The first quarter of 2020 brought a long awaited market retracement for the broader markets in the U.S. and worldwide. As we anticipated and had been mentioning for several quarters, it took an exogenous event, completely unrelated to the financial markets to trigger the pullback. The worldwide emergence and spread of the coronavirus COVID-19 from Wuhan, China to almost every corner of the globe, shook markets and stifled the prospect of future revenue growth for many companies, while at the same time putting the solvency of other companies in jeopardy. In January the U.S. was implementing a travel ban to China and other select regions of the world, as it was reporting its first virus case. Since mid-March, a large swath of the U.S. has been locked down to prevent a massive rapid spreading of the virus. The main fear is in the unknown of how virulent and contagious this pandemic will ultimately be and the casualties that will surely follow. The 2020 Olympics has already been delayed until summer 2021 and many other popular and highly attended sporting events are surely going to follow suit with delays or outright cancellations of games and events. As the quarter drew to a close, Congress passed the first stimulus package, expected to be in the form of cash to assist individuals and businesses trying to cope with an almost complete economic shutdown.

Two of the more noteworthy occurrences in Q1 were in relation to U.S. interest rates and the price of oil worldwide. To combat economic activity being voluntary suspended, the Federal Reserve lowered interest rates twice to end the quarter at 0.00%-0.25%. The 10-yr Treasury rate reflected this action, closing at 0.70%, a decrease of 63.5%. As demand is expected to come to a virtual halt, crude oil traded lower to $20.48/barrel, a 66.5% reduction from last quarter’s close. In response to the fear seen in markets, gold traded 4.1% higher to close the quarter at $1,578.93. All equity sectors closed in the red, with Energy and Financials dropping the most, -50.3% and -34.7% for the quarter. The best performing equity sectors were healthcare and technology, losing -13.4% and -14.4%. The S&P 500, Dow Jones Industrial Average and NASDAQ Composite Indices decreased -19.6%, -22.7% and -13.9% for the quarter.
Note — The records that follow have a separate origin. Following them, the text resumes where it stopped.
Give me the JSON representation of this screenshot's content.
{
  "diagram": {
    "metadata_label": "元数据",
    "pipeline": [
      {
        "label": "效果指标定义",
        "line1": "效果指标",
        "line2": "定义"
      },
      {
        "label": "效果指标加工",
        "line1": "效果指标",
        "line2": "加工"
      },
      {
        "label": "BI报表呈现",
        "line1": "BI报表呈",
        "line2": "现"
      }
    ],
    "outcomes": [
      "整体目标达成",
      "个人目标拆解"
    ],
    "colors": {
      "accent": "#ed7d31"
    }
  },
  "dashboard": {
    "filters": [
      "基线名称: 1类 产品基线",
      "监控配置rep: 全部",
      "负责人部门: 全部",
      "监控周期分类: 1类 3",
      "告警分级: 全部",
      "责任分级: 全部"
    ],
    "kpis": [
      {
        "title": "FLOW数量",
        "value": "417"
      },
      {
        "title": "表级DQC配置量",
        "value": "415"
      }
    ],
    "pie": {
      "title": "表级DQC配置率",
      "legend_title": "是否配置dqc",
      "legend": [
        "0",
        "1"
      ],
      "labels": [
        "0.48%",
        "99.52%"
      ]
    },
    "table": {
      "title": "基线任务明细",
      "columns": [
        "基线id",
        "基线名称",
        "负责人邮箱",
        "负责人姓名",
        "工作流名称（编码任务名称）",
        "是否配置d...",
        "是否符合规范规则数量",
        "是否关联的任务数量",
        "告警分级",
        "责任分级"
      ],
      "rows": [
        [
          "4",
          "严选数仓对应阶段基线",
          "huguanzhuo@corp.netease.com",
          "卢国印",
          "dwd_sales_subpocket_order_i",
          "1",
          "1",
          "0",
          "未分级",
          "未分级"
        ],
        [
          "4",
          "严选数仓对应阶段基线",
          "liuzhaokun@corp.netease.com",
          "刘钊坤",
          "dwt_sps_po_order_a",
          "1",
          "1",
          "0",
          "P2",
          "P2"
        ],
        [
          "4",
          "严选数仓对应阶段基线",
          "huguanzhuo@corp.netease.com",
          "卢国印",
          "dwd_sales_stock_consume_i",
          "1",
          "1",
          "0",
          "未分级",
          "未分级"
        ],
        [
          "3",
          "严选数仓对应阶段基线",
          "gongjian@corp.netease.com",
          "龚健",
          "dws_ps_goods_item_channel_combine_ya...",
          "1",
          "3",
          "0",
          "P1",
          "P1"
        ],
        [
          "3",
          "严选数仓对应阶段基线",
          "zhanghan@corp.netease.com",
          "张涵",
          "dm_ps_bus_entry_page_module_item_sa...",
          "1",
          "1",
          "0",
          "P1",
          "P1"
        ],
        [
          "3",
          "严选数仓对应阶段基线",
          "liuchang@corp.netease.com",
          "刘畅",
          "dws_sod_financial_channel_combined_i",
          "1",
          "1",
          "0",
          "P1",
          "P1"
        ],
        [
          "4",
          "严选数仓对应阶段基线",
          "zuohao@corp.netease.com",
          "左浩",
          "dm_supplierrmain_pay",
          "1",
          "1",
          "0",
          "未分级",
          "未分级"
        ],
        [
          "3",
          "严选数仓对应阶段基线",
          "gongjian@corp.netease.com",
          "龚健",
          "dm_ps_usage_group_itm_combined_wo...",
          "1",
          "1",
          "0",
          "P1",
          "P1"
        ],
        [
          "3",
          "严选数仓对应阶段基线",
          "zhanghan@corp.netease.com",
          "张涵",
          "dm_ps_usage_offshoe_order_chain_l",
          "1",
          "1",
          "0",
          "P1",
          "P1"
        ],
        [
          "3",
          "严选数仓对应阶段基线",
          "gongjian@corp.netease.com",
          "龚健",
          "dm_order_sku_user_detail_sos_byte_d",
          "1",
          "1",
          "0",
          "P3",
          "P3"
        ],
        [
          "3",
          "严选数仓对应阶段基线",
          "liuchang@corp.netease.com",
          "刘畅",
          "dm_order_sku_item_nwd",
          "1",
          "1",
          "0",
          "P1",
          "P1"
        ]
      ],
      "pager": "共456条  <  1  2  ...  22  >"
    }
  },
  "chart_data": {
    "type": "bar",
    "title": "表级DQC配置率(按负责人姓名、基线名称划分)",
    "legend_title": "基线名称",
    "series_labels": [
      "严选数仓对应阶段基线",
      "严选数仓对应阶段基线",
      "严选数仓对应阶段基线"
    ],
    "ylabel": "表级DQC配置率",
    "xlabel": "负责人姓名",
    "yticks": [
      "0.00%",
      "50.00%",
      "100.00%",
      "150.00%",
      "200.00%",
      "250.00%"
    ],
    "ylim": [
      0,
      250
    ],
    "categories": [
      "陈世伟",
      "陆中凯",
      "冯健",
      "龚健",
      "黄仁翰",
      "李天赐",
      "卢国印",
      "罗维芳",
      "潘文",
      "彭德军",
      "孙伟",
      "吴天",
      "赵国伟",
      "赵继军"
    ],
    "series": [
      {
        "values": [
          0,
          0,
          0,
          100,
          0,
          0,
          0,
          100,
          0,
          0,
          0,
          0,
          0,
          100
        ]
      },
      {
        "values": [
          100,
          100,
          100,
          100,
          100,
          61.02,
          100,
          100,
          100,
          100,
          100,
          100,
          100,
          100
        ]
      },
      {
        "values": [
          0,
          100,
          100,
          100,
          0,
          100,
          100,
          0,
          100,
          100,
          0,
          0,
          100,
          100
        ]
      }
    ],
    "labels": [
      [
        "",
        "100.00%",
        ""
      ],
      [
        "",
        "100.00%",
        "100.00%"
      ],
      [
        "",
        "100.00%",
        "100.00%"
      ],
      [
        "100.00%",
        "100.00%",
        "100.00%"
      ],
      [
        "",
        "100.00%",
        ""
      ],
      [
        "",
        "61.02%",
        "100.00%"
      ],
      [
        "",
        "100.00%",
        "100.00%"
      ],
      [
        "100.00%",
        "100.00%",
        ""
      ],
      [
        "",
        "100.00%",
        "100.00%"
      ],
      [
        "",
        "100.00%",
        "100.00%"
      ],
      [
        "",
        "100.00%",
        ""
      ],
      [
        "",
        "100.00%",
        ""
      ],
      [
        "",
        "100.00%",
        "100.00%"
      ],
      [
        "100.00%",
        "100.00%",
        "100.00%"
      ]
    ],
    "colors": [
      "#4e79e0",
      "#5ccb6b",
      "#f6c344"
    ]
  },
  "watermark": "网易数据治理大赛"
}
Internationally, the EAFE fell -22.8%. After the selloff, sectors trading at the highest discount to Morningstar’s coverage universe were Energy, Financial Service and Industrial Materials, at 47%, 71% and 73% of fair value1. Utilities, Consumer Defensive and Technology traded at the lowest discounts to fair value, at 90%, 88% and 86% to end the quarter. The P/E ratio on the S&P500 dropped to 19.80 versus a historical measure of 15.78, still representing an over 25% premium historically the index. We view these new lower valuation levels as a great entry point for new money and will continue to look for individual opportunities as well.

Thank you for allowing us to manage your investment and retirement assets as we continually manage the outcome of the coronavirus shutdown and look for new investment opportunities. We look forward to continually earning your trust and respect throughout 2020 and appreciate your continued referrals in 2020.

Jack A. Kennedy

Chief Investment Officer